The ‘Berliner Zeitung’ of yesterday had an article on the availability of Hub gas in Germany. ‘Cheap gas attracts German customers’ was the title and the subtitle ‘The big suppliers have bought too expensively’. Surprising to see that this popular newspaper warns residential consumers that they should buy their gas on the currently much cheaper Hubs. In recent months, I have met with many large corporate gas consumers in Germany that ignored the existence of Hubs and preferred to stick with their traditional oil-indexed gas contracts.
This corresponds with an almost philosophical divide in approach of the ‘security of supply’ issue regarding natural gas for Europe. German policymakers believe that supply should be secured by long term gas deals between states. They want Mrs. Merkel and Mr. Putin to sit together and negotiate Germany’s gas supply for the next forty years. French energy policy is similar, but as France is less dependent on gas in its energy mix, French long term energy policymaking is more aimed at (nuclear) electricity. The logistical counterpart of a long term gas deal is a pipeline, creating a rigid market between producing and consuming countries. The financial counterpart is a long term gas pricing formula based on oil prices. This is the way continental European has functioned for decades. And it is the way most traditional European gas companies wish to continue functioning. Italian gas giant Eni announced this week that they will invest 20 billion in the South Stream pipeline that will bring Russian gas to Italy via Bulgaria. And a consortium of German and Russian companies headed by former German prime minister Gerhard Schroeder is building the North Stream pipeline that will bring Russian gas to Germany via the bottom of the Baltic Sea.

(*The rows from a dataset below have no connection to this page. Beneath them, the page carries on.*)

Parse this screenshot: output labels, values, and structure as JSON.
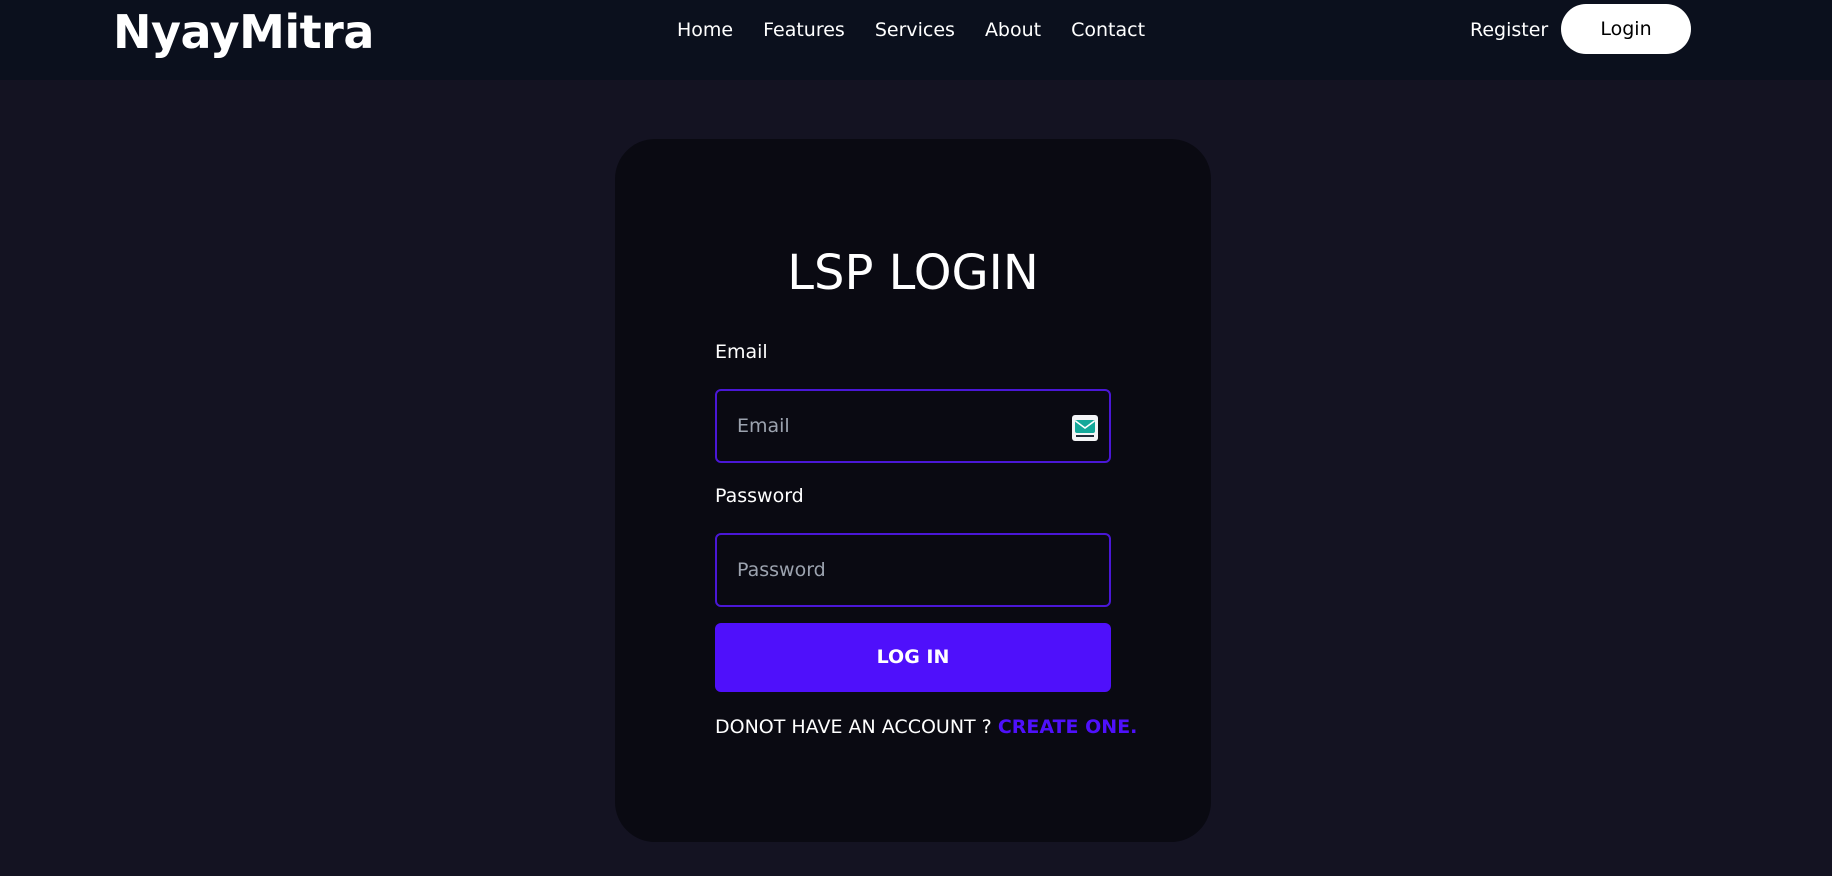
{
  "brand": {
    "name": "NyayMitra"
  },
  "nav": {
    "links": [
      {
        "label": "Home"
      },
      {
        "label": "Features"
      },
      {
        "label": "Services"
      },
      {
        "label": "About"
      },
      {
        "label": "Contact"
      }
    ],
    "register_label": "Register",
    "login_label": "Login"
  },
  "form": {
    "title": "LSP LOGIN",
    "email_label": "Email",
    "email_placeholder": "Email",
    "email_value": "",
    "password_label": "Password",
    "password_placeholder": "Password",
    "password_value": "",
    "submit_label": "LOG IN",
    "signup_prompt": "DONOT HAVE AN ACCOUNT ?",
    "signup_link": "CREATE ONE.",
    "email_icon": "mail-icon"
  },
  "colors": {
    "page_bg": "#141322",
    "nav_bg": "#0b101d",
    "card_bg": "#0a0a12",
    "accent": "#4f10fb",
    "field_border": "#4a17d6"
  }
}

Opposed to this vision on security of supply is the Anglo-Saxon version. If you would ask somebody in the US what he thinks about having politicians negotiating gas contracts, he would probably ask if you are crazy. In their opinion, politics is a threat to security of supply, not a support. They believe that the best guarantee for security of gas supplies is a well-functioning, transparent and liquid open market. They have created ‘Hub’ markets which are easily accessible to a multitude of players both on the supplying and the receiving site. On these Hubs, the prices of gas are determined by the dynamics of demand and supply of natural gas itself. If demand rises, e.g. due to a cold winter, or if supply falls, e.g. due to falling production, the price will rise. This will give a signal to producers of natural gas to ship extra gas to that market. You don’t need a politician to meddle in this. Politics will only create imbalances and inefficiencies. The logistical counterpart of such a market organization is LNG infrastructure, the financial counterpart is a normal market with spot and forward prices determined on a daily basis by the forces of supply and demand.
As demand has dropped due to the economic situation and supply has increased due to new LNG infrastructure, prices in the UK Hub market have fallen. At the same time, oil prices have risen. This creates a strange market situation in continental Europe. On the one hand, the traditional suppliers have large quantities of gas for which the price is rising. This is their traditional portfolio gas, the gas that they are to take from the producers under the long term agreements. But they are suffering competition from the cheaper gas brought in from the Hubs. In Germany, Dutch gas suppliers challenge the big German suppliers by importing cheap gas from the Netherlands.
I’m not in the forecasting business, but just imagine that this situation continues. Bar a miraculous recovery of the EU economy, it might take a couple of years before gas demand is restored to its pre-crisis levels. And on the supply side, a lot of new gas production and transportation products are coming online. This brings us to a fundamental long term issue. Compared to oil, there is simply much more gas left on this planet that is easy and inexpensive to produce. The United States has seen its recoverable gas reserves increase overnight because engineers have developed techniques to recover shale gas, of which they have huge reserves. How much shale gas can be recovered from the North Sea? Will the North Sea see the earlier predicted decline in gas production? Talking about shale gas, a Dutch newspaper claimed that the Netherlands has a hundred and not twenty years of gas reserves left. This is totally different from the situation in the oil market, where the easy to produce oil is being replaced with more expensive stuff. I’m not saying that it will happen, but it is not unthinkable that the current gap between oil and gas might persist.
If that happens, traditional continental European gas suppliers will find themselves in an increasingly uncomfortable position. They will suffer increasing competition from suppliers that don’t have long term commitments and can source their total portfolio on the cheaper Hubs. Politicians will blame them for charging higher oil-indexed prices to citizens. In the end, the oil-indexed contracts will become obsolete and they will have no choice but to try to renegotiate their long term deals and try to base them on Hub prices also.
That is, if. Reasons why the supply gut might not persist could be:
– a rapid economic recovery,
– continuous cold weather,
– serious disruptions to the upstream supply of gas (e.g. long-term cut-off of gas supplies via Ukraine),
– ‘The gas Opec’ materializes. Gas producing countries unite and agree upon voluntary production cuts to push up gas Hub prices.
We are getting near to the end of an economically horrible year. All of us are hoping for a better economy in 2010. I can imagine that traditional continental gas suppliers wish this even more than the rest of us. They probably even wish for winters that are always as cold as what we currently see.